When I tell people I have a Basenji, their first reaction is either "A what?" or "Those are the dogs that don't bark right?" As for the second question, the answer is a little more complicated than a lot of people think. Sometimes, it is assumed that since Basenjis don't "bark" they don't make any noise at all. This is definitely not the truth. Basenjis are known for a trademark "yodel" or "singing" because their vocal cords have a slightly different formation than most dogs. So, they still make noise just not the normal kind, and luckily with Indiana and our apartment situation, not too frequently either.
(This video sums it up pretty well. Skip to :28 for some real
rooster Basenji crowing.)
Indiana's name at the Colorado Basenji Rescue was originally Yodel with the tagline "his foster parents have never heard him bark, just happy yodels." (We considered changing his name to Yoda, but decided we just had to name the dog Indiana.)
We later learned that Indiana's description wasn't quite right, because he does have a bit of a bark. It could be because of the Rat Terrier in him, but he likes short barks for most things and really only sings (or shrieks) when the Husband comes home from work.
Now, we've been training him to do tricks since we got him and he is smart as a whip when food is involved. With our trainer recommended "puppy crack," Indiana will try to figure out anything to get a bit. Teaching him to speak has been my newest goal, after he fairly mastered "shake" and "spin." This has been a bit of a pickle because of his fondness for silence and his desire to try every trick in the book when he isn't sure of what to do to get food in his mouth.

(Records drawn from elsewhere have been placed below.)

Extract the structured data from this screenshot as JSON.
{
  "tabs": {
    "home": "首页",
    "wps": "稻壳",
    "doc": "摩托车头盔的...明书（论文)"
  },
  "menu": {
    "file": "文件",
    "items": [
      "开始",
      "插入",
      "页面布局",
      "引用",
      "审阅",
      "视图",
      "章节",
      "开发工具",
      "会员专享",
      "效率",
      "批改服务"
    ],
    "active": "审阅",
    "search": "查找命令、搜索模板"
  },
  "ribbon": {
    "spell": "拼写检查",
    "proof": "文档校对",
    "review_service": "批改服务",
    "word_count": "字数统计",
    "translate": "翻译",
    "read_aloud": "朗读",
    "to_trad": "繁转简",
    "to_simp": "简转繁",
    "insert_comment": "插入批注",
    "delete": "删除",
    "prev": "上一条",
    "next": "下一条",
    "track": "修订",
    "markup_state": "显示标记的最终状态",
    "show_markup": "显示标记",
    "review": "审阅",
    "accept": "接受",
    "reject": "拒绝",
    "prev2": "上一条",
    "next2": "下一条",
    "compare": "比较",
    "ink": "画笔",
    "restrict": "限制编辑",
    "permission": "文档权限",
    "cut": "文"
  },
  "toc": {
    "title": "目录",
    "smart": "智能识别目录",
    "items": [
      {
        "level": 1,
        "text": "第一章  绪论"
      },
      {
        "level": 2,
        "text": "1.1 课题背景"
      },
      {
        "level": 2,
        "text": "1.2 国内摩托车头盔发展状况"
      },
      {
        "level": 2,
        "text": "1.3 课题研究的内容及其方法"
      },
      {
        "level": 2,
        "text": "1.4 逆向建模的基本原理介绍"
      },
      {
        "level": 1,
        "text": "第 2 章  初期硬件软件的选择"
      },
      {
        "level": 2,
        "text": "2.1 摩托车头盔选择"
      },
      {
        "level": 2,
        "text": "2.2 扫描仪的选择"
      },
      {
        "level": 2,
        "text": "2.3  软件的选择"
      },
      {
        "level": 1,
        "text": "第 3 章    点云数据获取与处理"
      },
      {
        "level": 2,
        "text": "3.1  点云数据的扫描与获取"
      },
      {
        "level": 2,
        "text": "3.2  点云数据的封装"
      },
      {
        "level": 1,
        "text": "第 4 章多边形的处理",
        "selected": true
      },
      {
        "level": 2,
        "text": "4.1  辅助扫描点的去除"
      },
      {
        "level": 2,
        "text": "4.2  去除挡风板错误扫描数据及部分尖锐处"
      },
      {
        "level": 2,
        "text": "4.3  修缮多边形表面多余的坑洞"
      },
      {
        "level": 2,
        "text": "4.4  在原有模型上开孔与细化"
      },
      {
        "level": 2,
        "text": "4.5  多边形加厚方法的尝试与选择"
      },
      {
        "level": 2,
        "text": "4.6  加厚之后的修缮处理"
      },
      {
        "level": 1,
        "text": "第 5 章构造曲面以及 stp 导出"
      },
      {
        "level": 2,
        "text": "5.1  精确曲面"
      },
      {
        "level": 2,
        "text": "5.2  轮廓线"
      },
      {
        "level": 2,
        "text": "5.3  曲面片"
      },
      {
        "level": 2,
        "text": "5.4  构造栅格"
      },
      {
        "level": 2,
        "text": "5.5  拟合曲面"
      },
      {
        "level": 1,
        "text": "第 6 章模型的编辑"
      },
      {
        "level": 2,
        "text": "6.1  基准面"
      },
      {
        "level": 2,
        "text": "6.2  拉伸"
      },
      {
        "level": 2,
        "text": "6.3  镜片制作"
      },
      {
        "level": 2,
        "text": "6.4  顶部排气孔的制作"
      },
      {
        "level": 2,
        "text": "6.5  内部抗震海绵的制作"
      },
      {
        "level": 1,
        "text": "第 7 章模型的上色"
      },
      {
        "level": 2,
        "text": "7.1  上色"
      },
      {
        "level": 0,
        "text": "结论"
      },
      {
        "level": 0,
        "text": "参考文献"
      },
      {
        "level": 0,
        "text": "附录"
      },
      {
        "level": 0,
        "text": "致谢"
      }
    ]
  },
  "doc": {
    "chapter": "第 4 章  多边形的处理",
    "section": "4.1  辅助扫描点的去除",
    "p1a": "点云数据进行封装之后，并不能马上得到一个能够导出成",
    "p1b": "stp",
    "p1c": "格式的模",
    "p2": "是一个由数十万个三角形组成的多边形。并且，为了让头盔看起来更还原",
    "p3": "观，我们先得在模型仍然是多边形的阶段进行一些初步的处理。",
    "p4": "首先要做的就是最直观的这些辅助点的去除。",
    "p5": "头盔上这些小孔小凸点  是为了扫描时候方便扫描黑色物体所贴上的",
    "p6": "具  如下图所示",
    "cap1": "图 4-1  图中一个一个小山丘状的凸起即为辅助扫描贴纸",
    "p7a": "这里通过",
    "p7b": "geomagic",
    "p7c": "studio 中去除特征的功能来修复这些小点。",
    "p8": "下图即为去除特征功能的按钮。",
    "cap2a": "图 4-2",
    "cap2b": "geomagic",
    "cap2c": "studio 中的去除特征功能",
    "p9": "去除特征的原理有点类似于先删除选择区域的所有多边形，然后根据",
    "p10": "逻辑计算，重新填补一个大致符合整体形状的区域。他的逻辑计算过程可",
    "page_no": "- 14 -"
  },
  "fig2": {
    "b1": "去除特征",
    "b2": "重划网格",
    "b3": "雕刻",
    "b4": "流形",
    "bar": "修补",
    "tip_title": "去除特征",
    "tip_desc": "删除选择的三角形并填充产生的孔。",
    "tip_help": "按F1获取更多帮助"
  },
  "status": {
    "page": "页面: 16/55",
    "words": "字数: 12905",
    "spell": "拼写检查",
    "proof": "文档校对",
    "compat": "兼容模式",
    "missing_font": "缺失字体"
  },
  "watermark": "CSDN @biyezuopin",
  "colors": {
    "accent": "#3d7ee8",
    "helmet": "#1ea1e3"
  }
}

So far, I've been able to work with his excitement for treats to get him initially speaking. Then, I quickly say "Good" and give him a treat. I've moved onto using a clicker because sometimes I'm too mentally slow to follow up quickly enough with a verbal gratification before his treat. Indiana will play this game for about ten barks, with plenty of spinning, and then give up. I'm hoping to have him know a hand signal in a couple of weeks and eventually the verbal command. I just hope it doesn't backfire and he speaks for everything!
Indiana usually tries to "Spin" or find something to "Touch" to get a treat.
Today in Indiana Misbehaves - This morning, after I cleaned up Indiana's "business" on his walk, I turned around to find Indiana had something in his mouth. Thinking it a chicken bone, which are constantly littered on the street in my area, I reached into his mouth to take it out. The offending street munchie was one whole pigeon leg. The rest of the pigeon was no where in site.
Is that grosser than anything your dog has eaten?